The Bluegrass Music Hall of Fame and Museum Unveils New Exhibit Rich with Bluegrass History
Photos by Jamie Alexander
Every year, the Bluegrass Music Hall of Fame and Museum tries to add a new aspect to the ROMP festivities. This past summer they leaned into their mission statement and found a way to interact with the performers while also preserving the history and importance of bluegrass music.
With My Bluegrass Story, the team interviewed Bluegrass music staples including Del McCoury, Rhonda Vincent, Dan Tyminski, Doyle Lawson and others to share how they were introduced to and grew the genre of bluegrass music. In addition, the Bluegrass Music Hall of Fame and Museum is adding a new exhibit to coincide with the TV series.
“Our mission involves preservation of bluegrass music and also education,” Curator Carly Smith said. “So the exhibit was a great opportunity since we had these artists coming to Owensboro to the Hall of Fame to film their episodes.”
During the production, they were able to film 13 episodes, each about a different bluegrass performer, ranging from legends to up-and-coming artists. These episodes have been rolled out since earlier this year all the way through October.
While filming, they took the artists around the Owensboro Convention Center, the Hall of Fame and allowed them a chance to see Owensboro, as well.

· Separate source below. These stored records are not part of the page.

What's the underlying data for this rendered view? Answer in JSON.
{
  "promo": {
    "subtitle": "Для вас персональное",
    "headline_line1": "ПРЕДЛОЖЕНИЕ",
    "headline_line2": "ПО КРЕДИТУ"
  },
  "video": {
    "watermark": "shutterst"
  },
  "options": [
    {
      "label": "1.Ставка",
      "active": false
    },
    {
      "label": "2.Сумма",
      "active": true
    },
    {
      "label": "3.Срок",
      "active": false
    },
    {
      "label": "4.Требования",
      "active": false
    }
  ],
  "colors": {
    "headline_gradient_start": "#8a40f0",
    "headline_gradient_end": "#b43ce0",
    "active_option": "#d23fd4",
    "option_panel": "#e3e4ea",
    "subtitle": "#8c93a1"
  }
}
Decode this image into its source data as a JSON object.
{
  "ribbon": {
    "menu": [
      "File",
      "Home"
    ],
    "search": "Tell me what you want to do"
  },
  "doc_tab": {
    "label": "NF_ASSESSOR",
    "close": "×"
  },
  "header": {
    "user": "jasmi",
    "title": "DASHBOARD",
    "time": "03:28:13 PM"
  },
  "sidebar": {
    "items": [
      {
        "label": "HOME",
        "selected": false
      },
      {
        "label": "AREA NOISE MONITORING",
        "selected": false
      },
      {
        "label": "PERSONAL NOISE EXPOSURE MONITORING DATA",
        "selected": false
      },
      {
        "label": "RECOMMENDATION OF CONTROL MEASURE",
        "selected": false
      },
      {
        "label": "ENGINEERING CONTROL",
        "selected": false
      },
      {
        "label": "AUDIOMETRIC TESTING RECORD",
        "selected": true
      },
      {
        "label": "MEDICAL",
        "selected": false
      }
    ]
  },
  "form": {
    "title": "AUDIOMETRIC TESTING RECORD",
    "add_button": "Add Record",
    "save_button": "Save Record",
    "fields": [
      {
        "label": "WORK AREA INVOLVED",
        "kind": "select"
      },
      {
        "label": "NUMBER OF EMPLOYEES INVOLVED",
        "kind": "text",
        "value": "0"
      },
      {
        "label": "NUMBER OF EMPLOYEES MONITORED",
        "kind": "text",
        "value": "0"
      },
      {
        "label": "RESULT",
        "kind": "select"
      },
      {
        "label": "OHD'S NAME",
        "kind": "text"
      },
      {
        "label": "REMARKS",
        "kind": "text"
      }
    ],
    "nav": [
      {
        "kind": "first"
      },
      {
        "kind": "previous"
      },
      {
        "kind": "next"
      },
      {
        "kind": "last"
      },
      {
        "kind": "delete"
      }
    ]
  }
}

The episodes have been broadcast on RFD-TV and clips have been shared on their YouTube channel. In the 30-minute episodes, the stars cover their Bluegrass start, their passion for the music and several more interesting stories.
“It’s a truly intimate look into what drove them to select bluegrass music as their life’s work and it’s just a really a great picture of the artists themselves,” Smith said.
When they were interviewing the artists, Smith said that several of them had stand-out moments in her mind, but Doyle Lawson’s stood out the most. Getting to talk to Hall of Fame Member Lawson, she was able to learn about how he was introduced to bluegrass by way of a family friend. He would borrow their mandolin on occasion and ultimately learned to play on it.
“Many years later, that mandolin was presented at his first show in this first touring band,” she said. “And now it’s at the Museum on display.”
As part of the interviews, they asked each artist to bring an artifact that they wanted to talk about, but also add to the Hall of Fame for the duration of its exhibit. Through the artifacts, the exhibit is able to showcase several different pieces of history in Bluegrass.
Each artifact reflects both the artist and their relationship to bluegrass, so the exhibit includes several instruments like guitars, mandolins, fiddles, banjos and even stage clothing.
All-American Bluegrass Girl artist Rhonda Vincent was inducted to the Grand Ole Opry in 2020 as one of two artists that year. She didn’t get to officially be inducted until February of 2021 due to the pandemic. Her induction marked the first time a brother and sister had been inducted into the Grand Ole Opry.
“Darren and I, to hold separate Opry memberships, its historical,” she said in her interview. During her interview, she was able to bring anything she wanted, and she brought the dress she wore to her historical induction.
Smith said the exhibit has gotten so big that once stepping into the front doors, it’s the first thing you see. The museum has hosted the exhibit since the release began earlier this year. After each episode, they have a short segment promoting the museum, which was caused a lot of traffic, according to Smith.
The exhibit will be open until December of 2024. As part of the installation, they also include the short video clips from the show itself.
Smith highly encourages people to come to the museum to learn more about the bluegrass community. “These people have dedicated their lives to bluegrass music. They’ve built their careers around it. They’ve raised their families with it,” Smith said. “It’s such a unique insight into what drove them to bluegrass music and why they stayed.